I have made this mixture and used it without any ill effects thus far, however I can not state that mixing these or any other chemicals is safe. If there is already rust on the surface I want to protect, I clean it off using a wire brush/sandpaper and motor oil or WD40.
I use a chip brush to spread the rust inhibiting mixture on the surface. I'm not positive how long the coating will last, but it seems to be pretty stable and I would guess that it will probably stick around until it is scratched or scraped when the tool is used.
If you don't take care of the rust, it will corrode the metal leading to unrepeatable damage. Rust forms on steel or iron when the material is exposed to oxygen and water for a length of time.
Rust or oxidation is a chemical process that occurs when water and oxygen bonds with the iron. The sanding method is a good starting point for removing rust from tools.
With a steel wool or a stiff wire brush, clean the areas most corroded by rust first.
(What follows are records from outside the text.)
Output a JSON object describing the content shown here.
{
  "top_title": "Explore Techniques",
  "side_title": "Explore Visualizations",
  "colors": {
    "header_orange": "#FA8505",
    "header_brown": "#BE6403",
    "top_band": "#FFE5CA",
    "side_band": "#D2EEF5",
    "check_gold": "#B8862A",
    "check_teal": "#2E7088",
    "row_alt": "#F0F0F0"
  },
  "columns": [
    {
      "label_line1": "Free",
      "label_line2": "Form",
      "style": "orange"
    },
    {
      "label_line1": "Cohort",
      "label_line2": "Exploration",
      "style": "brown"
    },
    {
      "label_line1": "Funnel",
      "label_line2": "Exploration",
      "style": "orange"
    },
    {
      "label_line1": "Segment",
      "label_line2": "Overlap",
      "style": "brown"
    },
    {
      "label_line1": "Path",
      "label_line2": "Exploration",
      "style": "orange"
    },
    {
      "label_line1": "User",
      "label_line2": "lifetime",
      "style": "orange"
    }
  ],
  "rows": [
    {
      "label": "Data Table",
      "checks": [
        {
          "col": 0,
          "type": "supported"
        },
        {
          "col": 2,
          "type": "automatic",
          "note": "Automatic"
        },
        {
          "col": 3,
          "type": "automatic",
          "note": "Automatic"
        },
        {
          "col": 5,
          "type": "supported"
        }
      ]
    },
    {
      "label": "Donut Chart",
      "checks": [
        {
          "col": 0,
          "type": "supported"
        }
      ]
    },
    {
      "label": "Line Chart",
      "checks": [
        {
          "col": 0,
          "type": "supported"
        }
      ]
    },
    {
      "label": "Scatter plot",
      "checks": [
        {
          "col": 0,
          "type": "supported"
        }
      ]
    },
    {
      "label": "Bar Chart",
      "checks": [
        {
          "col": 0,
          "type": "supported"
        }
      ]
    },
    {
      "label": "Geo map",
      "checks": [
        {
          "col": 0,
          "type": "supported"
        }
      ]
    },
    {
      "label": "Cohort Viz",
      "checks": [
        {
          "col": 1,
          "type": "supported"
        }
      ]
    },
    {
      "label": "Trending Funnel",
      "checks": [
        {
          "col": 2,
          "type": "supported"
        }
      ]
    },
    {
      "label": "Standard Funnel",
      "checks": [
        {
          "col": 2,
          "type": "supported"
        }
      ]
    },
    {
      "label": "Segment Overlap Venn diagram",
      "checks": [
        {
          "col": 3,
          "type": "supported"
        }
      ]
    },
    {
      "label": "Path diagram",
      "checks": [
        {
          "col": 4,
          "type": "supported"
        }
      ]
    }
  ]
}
Next, use a coarse grit sand paper to continue to remove any thick patches of rust.
If there are any fine layers of rust left, switch to a finer grain sandpaper and continue to remove any remaining speckles. The vinegar and salt method works best for tools with large areas of rust.
Place the tool in a bin large enough to fit the entire piece. The vinegar and salt mixture need time to break down the rust.
Once the rust has softened, use a metal brush or steel wool to scrub off the surface. Pour baking soda in a bowl and add enough water to make a paste.
You will need to wear rubber gloves and eye protection and use the acid in a well-ventilated area. Add one gallon of water to a container large enough to hold your tools.
Rust can be prevented by not allowing water or moisture to stay in contact with metal surfaces. You can do this by spotless and drying tools after each use or by applying a protective coating onto the metal.
Keeping metal tools dry and out of the elements as much as possible and adding a protective coating can further reduce the odds of rust appearing. Get all the supplies you need to remove rust from your local The Home Depot.
If you've ever driven through a rural area, it's likely that you've seen the red barns that speckle the farming landscape. They would paint their barns with a linseed-oil mixture, often consisting of additions such as milk and lime.
Wealthy farmers added blood from a recent slaughter to the oil mixture. Rust was plentiful on farms and is a poison to many fungi, including mold and moss, which were known to grown on barns.
As European settlers crossed over to America, they brought with them the tradition of red barns. Red was the color of favor until whitewash became cheaper, at which point white barns began to spring up.